---- Data listing

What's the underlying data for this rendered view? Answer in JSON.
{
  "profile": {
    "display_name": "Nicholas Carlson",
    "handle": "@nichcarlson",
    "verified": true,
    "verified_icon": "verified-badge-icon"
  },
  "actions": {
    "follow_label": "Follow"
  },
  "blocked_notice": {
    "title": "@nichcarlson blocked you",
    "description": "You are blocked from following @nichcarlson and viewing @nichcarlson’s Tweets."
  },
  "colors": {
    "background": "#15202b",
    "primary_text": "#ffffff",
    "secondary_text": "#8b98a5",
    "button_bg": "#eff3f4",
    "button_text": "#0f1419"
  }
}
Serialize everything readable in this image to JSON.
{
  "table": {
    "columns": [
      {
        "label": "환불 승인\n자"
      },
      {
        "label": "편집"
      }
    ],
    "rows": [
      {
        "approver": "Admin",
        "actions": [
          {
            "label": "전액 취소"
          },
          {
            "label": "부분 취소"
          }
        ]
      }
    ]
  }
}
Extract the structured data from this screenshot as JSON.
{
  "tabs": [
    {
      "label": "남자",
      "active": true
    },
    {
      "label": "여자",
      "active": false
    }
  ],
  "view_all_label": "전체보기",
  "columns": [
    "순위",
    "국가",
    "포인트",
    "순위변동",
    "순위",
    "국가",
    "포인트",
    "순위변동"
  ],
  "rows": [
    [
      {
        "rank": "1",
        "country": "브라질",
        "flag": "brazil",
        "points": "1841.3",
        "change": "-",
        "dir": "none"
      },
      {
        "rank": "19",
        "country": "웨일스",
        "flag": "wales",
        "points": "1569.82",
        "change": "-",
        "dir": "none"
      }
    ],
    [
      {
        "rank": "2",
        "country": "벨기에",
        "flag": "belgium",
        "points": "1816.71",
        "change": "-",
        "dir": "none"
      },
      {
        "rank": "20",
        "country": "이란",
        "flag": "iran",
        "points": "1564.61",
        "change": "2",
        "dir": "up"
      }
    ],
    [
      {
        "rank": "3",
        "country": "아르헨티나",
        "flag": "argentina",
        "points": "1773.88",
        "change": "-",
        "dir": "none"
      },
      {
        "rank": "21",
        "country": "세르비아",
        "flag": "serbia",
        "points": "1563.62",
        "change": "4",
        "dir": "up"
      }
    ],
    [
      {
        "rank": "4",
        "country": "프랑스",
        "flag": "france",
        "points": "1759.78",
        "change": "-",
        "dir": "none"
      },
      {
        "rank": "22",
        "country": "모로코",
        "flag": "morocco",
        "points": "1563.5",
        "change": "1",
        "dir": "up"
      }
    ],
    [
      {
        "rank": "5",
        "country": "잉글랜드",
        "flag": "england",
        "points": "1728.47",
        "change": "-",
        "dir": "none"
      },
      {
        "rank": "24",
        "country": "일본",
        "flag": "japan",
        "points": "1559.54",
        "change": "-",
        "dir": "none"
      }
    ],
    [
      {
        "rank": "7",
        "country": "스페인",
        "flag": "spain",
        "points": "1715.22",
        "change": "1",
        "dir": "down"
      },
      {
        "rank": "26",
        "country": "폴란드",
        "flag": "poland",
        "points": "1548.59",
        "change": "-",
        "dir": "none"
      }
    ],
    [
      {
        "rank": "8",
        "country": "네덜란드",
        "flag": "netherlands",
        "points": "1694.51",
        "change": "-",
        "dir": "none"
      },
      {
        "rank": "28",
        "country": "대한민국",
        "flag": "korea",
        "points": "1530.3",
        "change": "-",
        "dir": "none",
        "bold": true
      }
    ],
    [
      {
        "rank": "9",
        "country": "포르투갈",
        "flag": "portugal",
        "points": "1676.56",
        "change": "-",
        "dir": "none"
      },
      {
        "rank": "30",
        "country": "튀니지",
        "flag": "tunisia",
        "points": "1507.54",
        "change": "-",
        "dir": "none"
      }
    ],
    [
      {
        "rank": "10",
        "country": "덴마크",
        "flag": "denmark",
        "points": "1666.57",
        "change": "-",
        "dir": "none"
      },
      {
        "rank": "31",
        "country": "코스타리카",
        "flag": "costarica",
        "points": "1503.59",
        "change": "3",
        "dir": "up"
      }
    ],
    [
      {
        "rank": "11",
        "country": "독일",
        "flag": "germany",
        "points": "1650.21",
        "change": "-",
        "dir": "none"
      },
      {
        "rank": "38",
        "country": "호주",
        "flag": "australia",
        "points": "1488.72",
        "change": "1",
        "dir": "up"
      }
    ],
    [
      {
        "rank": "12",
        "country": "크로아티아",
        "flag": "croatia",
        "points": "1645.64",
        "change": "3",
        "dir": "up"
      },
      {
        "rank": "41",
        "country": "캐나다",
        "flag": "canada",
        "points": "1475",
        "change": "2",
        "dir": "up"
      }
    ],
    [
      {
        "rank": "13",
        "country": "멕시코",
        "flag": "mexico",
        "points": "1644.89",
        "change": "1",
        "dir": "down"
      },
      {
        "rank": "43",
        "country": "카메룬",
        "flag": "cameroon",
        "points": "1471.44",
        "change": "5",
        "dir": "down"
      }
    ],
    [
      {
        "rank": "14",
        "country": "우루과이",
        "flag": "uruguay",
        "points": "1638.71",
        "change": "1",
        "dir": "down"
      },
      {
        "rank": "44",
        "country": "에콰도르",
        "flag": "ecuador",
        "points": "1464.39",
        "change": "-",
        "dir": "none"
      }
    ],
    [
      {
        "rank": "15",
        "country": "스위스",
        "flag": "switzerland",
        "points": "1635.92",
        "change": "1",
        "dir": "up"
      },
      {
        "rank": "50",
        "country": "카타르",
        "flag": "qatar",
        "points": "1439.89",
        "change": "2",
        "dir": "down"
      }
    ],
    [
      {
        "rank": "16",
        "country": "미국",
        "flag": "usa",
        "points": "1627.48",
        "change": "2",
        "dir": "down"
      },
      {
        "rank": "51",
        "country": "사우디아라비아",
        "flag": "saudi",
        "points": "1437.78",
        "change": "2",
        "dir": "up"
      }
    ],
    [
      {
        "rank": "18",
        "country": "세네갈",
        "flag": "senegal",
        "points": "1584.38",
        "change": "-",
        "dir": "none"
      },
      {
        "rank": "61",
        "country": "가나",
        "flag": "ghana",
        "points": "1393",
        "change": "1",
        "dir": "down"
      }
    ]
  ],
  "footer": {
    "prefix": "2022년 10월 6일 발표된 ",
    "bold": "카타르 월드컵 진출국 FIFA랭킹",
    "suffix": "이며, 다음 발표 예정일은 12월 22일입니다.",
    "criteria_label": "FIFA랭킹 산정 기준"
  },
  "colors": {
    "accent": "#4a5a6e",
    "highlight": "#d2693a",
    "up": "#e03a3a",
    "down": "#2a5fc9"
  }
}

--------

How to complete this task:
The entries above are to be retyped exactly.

Result of the task:
What's the underlying data for this rendered view? Answer in JSON.
{
  "profile": {
    "display_name": "Nicholas Carlson",
    "handle": "@nichcarlson",
    "verified": true,
    "verified_icon": "verified-badge-icon"
  },
  "actions": {
    "follow_label": "Follow"
  },
  "blocked_notice": {
    "title": "@nichcarlson blocked you",
    "description": "You are blocked from following @nichcarlson and viewing @nichcarlson’s Tweets."
  },
  "colors": {
    "background": "#15202b",
    "primary_text": "#ffffff",
    "secondary_text": "#8b98a5",
    "button_bg": "#eff3f4",
    "button_text": "#0f1419"
  }
}
Serialize everything readable in this image to JSON.
{
  "table": {
    "columns": [
      {
        "label": "환불 승인\n자"
      },
      {
        "label": "편집"
      }
    ],
    "rows": [
      {
        "approver": "Admin",
        "actions": [
          {
            "label": "전액 취소"
          },
          {
            "label": "부분 취소"
          }
        ]
      }
    ]
  }
}
Extract the structured data from this screenshot as JSON.
{
  "tabs": [
    {
      "label": "남자",
      "active": true
    },
    {
      "label": "여자",
      "active": false
    }
  ],
  "view_all_label": "전체보기",
  "columns": [
    "순위",
    "국가",
    "포인트",
    "순위변동",
    "순위",
    "국가",
    "포인트",
    "순위변동"
  ],
  "rows": [
    [
      {
        "rank": "1",
        "country": "브라질",
        "flag": "brazil",
        "points": "1841.3",
        "change": "-",
        "dir": "none"
      },
      {
        "rank": "19",
        "country": "웨일스",
        "flag": "wales",
        "points": "1569.82",
        "change": "-",
        "dir": "none"
      }
    ],
    [
      {
        "rank": "2",
        "country": "벨기에",
        "flag": "belgium",
        "points": "1816.71",
        "change": "-",
        "dir": "none"
      },
      {
        "rank": "20",
        "country": "이란",
        "flag": "iran",
        "points": "1564.61",
        "change": "2",
        "dir": "up"
      }
    ],
    [
      {
        "rank": "3",
        "country": "아르헨티나",
        "flag": "argentina",
        "points": "1773.88",
        "change": "-",
        "dir": "none"
      },
      {
        "rank": "21",
        "country": "세르비아",
        "flag": "serbia",
        "points": "1563.62",
        "change": "4",
        "dir": "up"
      }
    ],
    [
      {
        "rank": "4",
        "country": "프랑스",
        "flag": "france",
        "points": "1759.78",
        "change": "-",
        "dir": "none"
      },
      {
        "rank": "22",
        "country": "모로코",
        "flag": "morocco",
        "points": "1563.5",
        "change": "1",
        "dir": "up"
      }
    ],
    [
      {
        "rank": "5",
        "country": "잉글랜드",
        "flag": "england",
        "points": "1728.47",
        "change": "-",
        "dir": "none"
      },
      {
        "rank": "24",
        "country": "일본",
        "flag": "japan",
        "points": "1559.54",
        "change": "-",
        "dir": "none"
      }
    ],
    [
      {
        "rank": "7",
        "country": "스페인",
        "flag": "spain",
        "points": "1715.22",
        "change": "1",
        "dir": "down"
      },
      {
        "rank": "26",
        "country": "폴란드",
        "flag": "poland",
        "points": "1548.59",
        "change": "-",
        "dir": "none"
      }
    ],
    [
      {
        "rank": "8",
        "country": "네덜란드",
        "flag": "netherlands",
        "points": "1694.51",
        "change": "-",
        "dir": "none"
      },
      {
        "rank": "28",
        "country": "대한민국",
        "flag": "korea",
        "points": "1530.3",
        "change": "-",
        "dir": "none",
        "bold": true
      }
    ],
    [
      {
        "rank": "9",
        "country": "포르투갈",
        "flag": "portugal",
        "points": "1676.56",
        "change": "-",
        "dir": "none"
      },
      {
        "rank": "30",
        "country": "튀니지",
        "flag": "tunisia",
        "points": "1507.54",
        "change": "-",
        "dir": "none"
      }
    ],
    [
      {
        "rank": "10",
        "country": "덴마크",
        "flag": "denmark",
        "points": "1666.57",
        "change": "-",
        "dir": "none"
      },
      {
        "rank": "31",
        "country": "코스타리카",
        "flag": "costarica",
        "points": "1503.59",
        "change": "3",
        "dir": "up"
      }
    ],
    [
      {
        "rank": "11",
        "country": "독일",
        "flag": "germany",
        "points": "1650.21",
        "change": "-",
        "dir": "none"
      },
      {
        "rank": "38",
        "country": "호주",
        "flag": "australia",
        "points": "1488.72",
        "change": "1",
        "dir": "up"
      }
    ],
    [
      {
        "rank": "12",
        "country": "크로아티아",
        "flag": "croatia",
        "points": "1645.64",
        "change": "3",
        "dir": "up"
      },
      {
        "rank": "41",
        "country": "캐나다",
        "flag": "canada",
        "points": "1475",
        "change": "2",
        "dir": "up"
      }
    ],
    [
      {
        "rank": "13",
        "country": "멕시코",
        "flag": "mexico",
        "points": "1644.89",
        "change": "1",
        "dir": "down"
      },
      {
        "rank": "43",
        "country": "카메룬",
        "flag": "cameroon",
        "points": "1471.44",
        "change": "5",
        "dir": "down"
      }
    ],
    [
      {
        "rank": "14",
        "country": "우루과이",
        "flag": "uruguay",
        "points": "1638.71",
        "change": "1",
        "dir": "down"
      },
      {
        "rank": "44",
        "country": "에콰도르",
        "flag": "ecuador",
        "points": "1464.39",
        "change": "-",
        "dir": "none"
      }
    ],
    [
      {
        "rank": "15",
        "country": "스위스",
        "flag": "switzerland",
        "points": "1635.92",
        "change": "1",
        "dir": "up"
      },
      {
        "rank": "50",
        "country": "카타르",
        "flag": "qatar",
        "points": "1439.89",
        "change": "2",
        "dir": "down"
      }
    ],
    [
      {
        "rank": "16",
        "country": "미국",
        "flag": "usa",
        "points": "1627.48",
        "change": "2",
        "dir": "down"
      },
      {
        "rank": "51",
        "country": "사우디아라비아",
        "flag": "saudi",
        "points": "1437.78",
        "change": "2",
        "dir": "up"
      }
    ],
    [
      {
        "rank": "18",
        "country": "세네갈",
        "flag": "senegal",
        "points": "1584.38",
        "change": "-",
        "dir": "none"
      },
      {
        "rank": "61",
        "country": "가나",
        "flag": "ghana",
        "points": "1393",
        "change": "1",
        "dir": "down"
      }
    ]
  ],
  "footer": {
    "prefix": "2022년 10월 6일 발표된 ",
    "bold": "카타르 월드컵 진출국 FIFA랭킹",
    "suffix": "이며, 다음 발표 예정일은 12월 22일입니다.",
    "criteria_label": "FIFA랭킹 산정 기준"
  },
  "colors": {
    "accent": "#4a5a6e",
    "highlight": "#d2693a",
    "up": "#e03a3a",
    "down": "#2a5fc9"
  }
}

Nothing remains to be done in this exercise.